The survey data reveal that about a quarter of institutions had academic continuity plans in place before the pandemic, but they became much more common afterward.
While slightly more than half of CBOs whose institutions had academic continuity plans in place before the pandemic rated those plans as either excellent (19 percent) or good (34 percent), that figure climbed to six in 10 among those who have them now.
Other Findings in the Survey
Endowment growth and changes. While the stock market has tumbled in recent months, a majority of business officers whose institutions have endowments said those funds increased during the past year. Sixty percent said their endowments grew significantly (22 percent) or somewhat (38 percent), while just 13 percent said they had decreased. The rest said the funds remained roughly the same size.
About one in seven business officers (14 percent) said their institution had withdrawn funds from its endowment over and above the levels called for under its normal spending policy. Of those, 70 percent said the amount of the unexpected distribution was less than $5 million. A quarter (26 percent) said it was more than that.
Impressions of other campus leaders. Business officers overwhelmingly agree that fellow administrators (91 percent, 59 percent strongly) and trustees (90 percent, 54 percent strongly) at their institutions “are aware of and understand the financial challenges confronting my institution.” But CBOs are more likely than presidents to strongly agree that trustees “get it” (54 percent versus 38 percent of presidents) and less likely to say that about other senior administrators (59 percent versus 70 percent of presidents).
About half of business leaders say that faculty members understand the financial challenges facing their institutions.

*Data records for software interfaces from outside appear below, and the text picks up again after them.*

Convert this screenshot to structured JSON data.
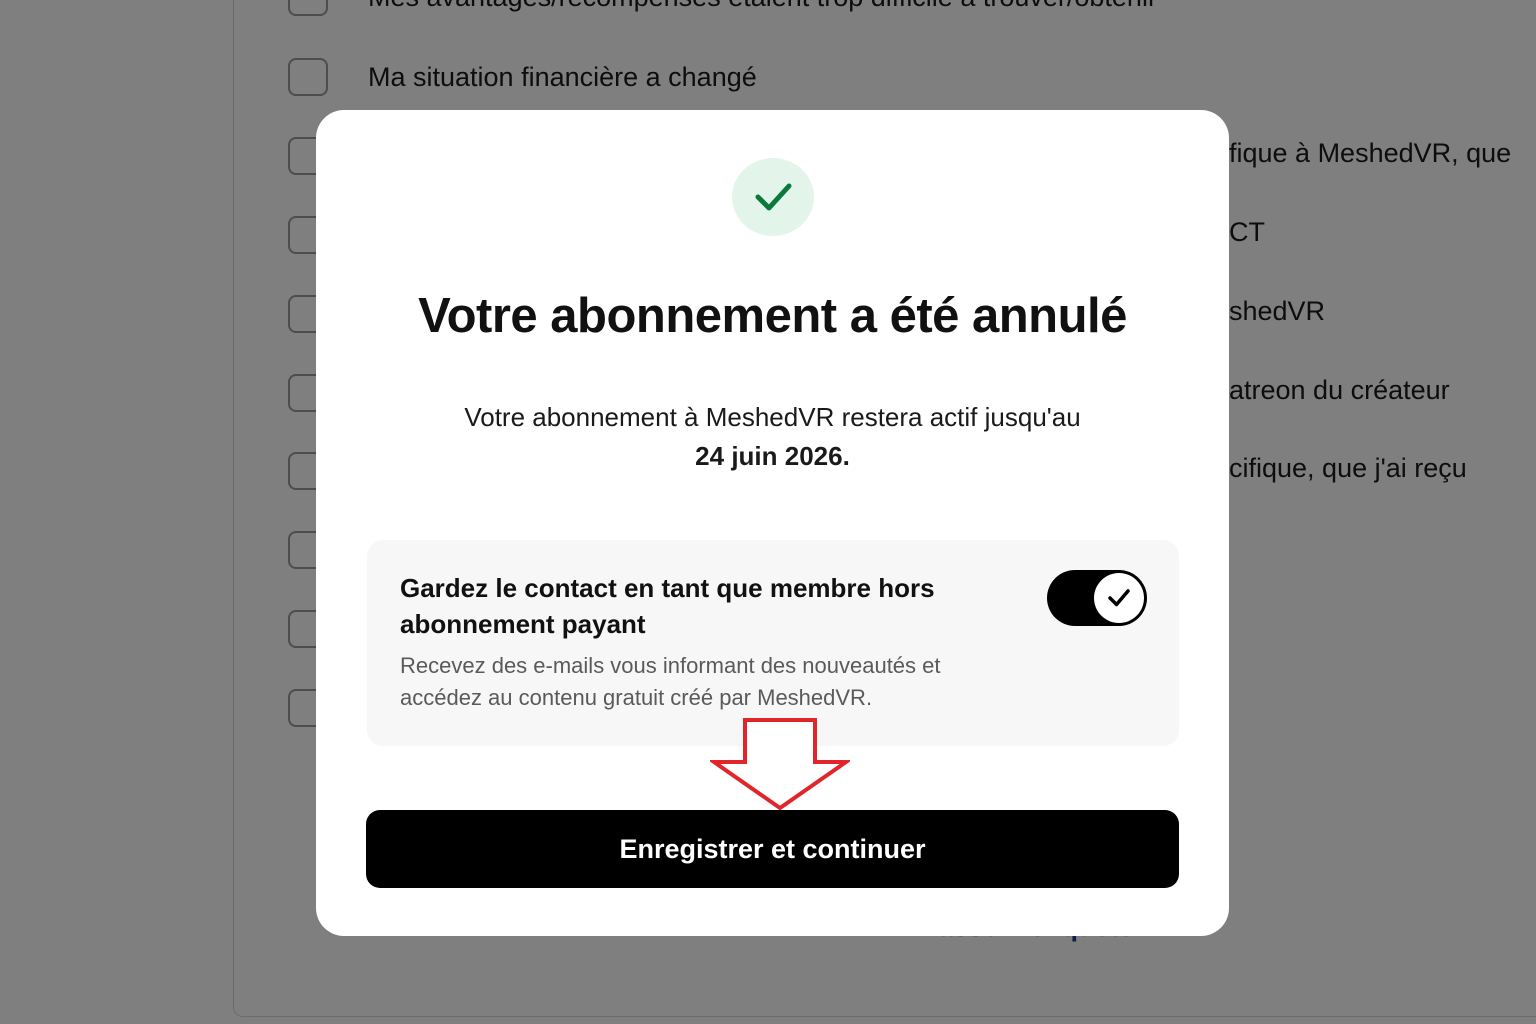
{
  "survey": {
    "options": [
      {
        "label": "Mes avantages/récompenses étaient trop difficile à trouver/obtenir"
      },
      {
        "label": "Ma situation financière a changé"
      },
      {
        "label": "fique à MeshedVR, que"
      },
      {
        "label": "CT"
      },
      {
        "label": "shedVR"
      },
      {
        "label": "atreon du créateur"
      },
      {
        "label": "cifique, que j'ai reçu"
      },
      {
        "label": ""
      },
      {
        "label": ""
      },
      {
        "label": ""
      }
    ],
    "link_label": "Passer l'enquête"
  },
  "modal": {
    "icon": "check-icon",
    "icon_color": "#0a7a3b",
    "badge_color": "#e3f5ea",
    "title": "Votre abonnement a été annulé",
    "message": "Votre abonnement à MeshedVR restera actif jusqu'au",
    "date": "24 juin 2026",
    "date_suffix": ".",
    "follow_card": {
      "title": "Gardez le contact en tant que membre hors abonnement payant",
      "description": "Recevez des e-mails vous informant des nouveautés et accédez au contenu gratuit créé par MeshedVR.",
      "toggle_on": true
    },
    "save_button": "Enregistrer et continuer"
  },
  "annotation": {
    "icon": "arrow-down-icon",
    "color": "#e0262b"
  }
}
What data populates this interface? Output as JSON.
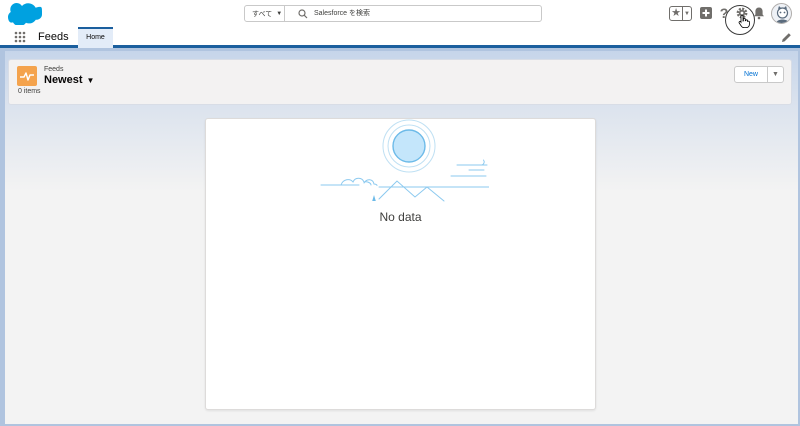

Data and analytics as a tool (and impediment). Roughly six in 10 chief business officers say their institution has the data and other information it needs to make informed decisions in a range of areas on their campus. They are most likely to report that their institution has the data it needs to make informed decisions about which academic programs should be eliminated or enhanced (70 percent), but they are the least likely to report that they have the data to gauge the performance of each administrative unit on campus (60 percent).
Business officers are split on whether a lack of data and analytic capacity is an obstacle to their institution’s financial sustainability (37 percent agree, 44 percent disagree).